    The N arguments to this methos are either N  references
    to beta objects or they are 2N and are a sequence
    of N*( reference to beta, factor )
    The extent of the resulting object is the intersection 
    of those of the components.
    -- KK :
    it returns index(wavelenghts) as the result of a KK
    Arguments :
    =  "filename_or_betaObject"   a reference your beta object
    =  "material"  a reference to  an object  returned by IndexFromTable :
    = "E1" 
    = "E2" 
    = "N" 
    E1 E2 are the extrema between which the KK has to be done.
    N energy points and their betas are generated
    from material object
    and given in input to the kk program
    = "e1" 
    = "e2" 
    e1 e2 specifies an interval contained into E1,E2.
    After doing the KK transforms, the obtained real part
    is joined to the "material" indexes at e1 and e2


    =  "Fact"  Fact is a factor multiplying the betas read from nomefile.
    ----------------- Optional ---------------------------
    = "maglia"  provide a reference to a beta-object built from a file
    Explanation :
    as a default the integration are done in N steps between

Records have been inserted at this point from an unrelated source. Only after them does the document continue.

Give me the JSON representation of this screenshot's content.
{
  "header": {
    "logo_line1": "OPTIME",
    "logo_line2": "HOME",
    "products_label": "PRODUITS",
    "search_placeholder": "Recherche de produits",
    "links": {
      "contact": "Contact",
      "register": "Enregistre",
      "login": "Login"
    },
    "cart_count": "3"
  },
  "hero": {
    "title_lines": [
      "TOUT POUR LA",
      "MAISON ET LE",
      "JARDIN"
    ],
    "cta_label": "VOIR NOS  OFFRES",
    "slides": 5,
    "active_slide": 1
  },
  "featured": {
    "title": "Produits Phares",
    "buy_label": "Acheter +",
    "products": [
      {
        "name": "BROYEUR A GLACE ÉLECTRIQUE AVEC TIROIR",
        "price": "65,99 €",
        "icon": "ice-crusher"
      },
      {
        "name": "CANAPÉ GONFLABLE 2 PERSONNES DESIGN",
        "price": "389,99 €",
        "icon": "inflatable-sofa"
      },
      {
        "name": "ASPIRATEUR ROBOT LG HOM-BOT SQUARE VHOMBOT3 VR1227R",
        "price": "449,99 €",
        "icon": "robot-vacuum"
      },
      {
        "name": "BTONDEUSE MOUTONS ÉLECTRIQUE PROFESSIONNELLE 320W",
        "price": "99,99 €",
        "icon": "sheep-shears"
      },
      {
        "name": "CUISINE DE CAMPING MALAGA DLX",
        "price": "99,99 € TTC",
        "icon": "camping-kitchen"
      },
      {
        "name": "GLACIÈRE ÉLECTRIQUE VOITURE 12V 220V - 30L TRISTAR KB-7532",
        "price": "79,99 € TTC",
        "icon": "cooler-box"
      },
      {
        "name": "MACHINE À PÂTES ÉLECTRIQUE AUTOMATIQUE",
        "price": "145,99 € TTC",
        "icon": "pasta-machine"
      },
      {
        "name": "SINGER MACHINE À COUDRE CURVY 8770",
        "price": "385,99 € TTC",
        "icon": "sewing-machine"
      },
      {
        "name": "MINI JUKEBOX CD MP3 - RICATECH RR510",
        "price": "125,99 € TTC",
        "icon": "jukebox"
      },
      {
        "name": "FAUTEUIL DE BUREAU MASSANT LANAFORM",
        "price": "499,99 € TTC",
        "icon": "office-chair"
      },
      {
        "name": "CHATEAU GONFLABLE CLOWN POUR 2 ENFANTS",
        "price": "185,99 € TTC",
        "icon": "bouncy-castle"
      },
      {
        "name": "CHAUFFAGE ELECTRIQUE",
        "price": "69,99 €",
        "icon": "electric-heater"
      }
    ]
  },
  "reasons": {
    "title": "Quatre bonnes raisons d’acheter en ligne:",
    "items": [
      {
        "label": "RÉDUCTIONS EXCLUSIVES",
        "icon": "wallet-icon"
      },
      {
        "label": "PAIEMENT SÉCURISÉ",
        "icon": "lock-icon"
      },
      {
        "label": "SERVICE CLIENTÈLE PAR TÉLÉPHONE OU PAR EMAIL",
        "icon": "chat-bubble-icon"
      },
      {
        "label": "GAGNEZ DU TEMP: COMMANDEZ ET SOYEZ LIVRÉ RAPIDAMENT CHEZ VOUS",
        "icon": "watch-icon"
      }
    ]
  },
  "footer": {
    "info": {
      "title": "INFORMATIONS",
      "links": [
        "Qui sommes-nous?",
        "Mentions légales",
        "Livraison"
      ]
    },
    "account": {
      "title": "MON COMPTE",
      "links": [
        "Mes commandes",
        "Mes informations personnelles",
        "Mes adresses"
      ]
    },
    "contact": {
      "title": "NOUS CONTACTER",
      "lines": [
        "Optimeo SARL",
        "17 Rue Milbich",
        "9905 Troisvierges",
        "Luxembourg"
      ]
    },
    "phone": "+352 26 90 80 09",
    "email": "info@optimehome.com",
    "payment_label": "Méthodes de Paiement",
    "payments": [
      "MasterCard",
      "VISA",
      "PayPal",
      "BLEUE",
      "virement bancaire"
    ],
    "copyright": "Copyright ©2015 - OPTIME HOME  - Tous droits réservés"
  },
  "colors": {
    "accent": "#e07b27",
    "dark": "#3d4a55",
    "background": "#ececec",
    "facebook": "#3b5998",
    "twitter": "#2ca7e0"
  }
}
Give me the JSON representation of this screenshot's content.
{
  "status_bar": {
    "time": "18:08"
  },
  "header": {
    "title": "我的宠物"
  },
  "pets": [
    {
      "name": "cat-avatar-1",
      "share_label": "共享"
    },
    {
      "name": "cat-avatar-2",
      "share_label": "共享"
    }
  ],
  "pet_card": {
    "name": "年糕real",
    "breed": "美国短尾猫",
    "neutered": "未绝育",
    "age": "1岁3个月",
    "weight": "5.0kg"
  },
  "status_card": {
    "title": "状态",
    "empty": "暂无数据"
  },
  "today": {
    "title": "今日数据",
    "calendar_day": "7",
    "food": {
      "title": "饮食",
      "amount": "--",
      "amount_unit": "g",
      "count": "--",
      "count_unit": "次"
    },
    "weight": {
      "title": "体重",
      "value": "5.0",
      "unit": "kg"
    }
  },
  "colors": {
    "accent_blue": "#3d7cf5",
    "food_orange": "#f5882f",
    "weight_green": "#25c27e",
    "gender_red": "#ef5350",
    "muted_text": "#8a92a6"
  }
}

    E1 and E2.
    Such grid is merged, if this argument is set,
    to the energy grid contained in the "maglia" argument
    ( the data points )
    = "Nmaglia" when "maglia" is used , the provided grid
    is oversampled by this factor. Dafaults to 10
    --  KK_write
    this has the same arguments as Beta_Write, apart that you
    give a reference to an index object instead of a beta-object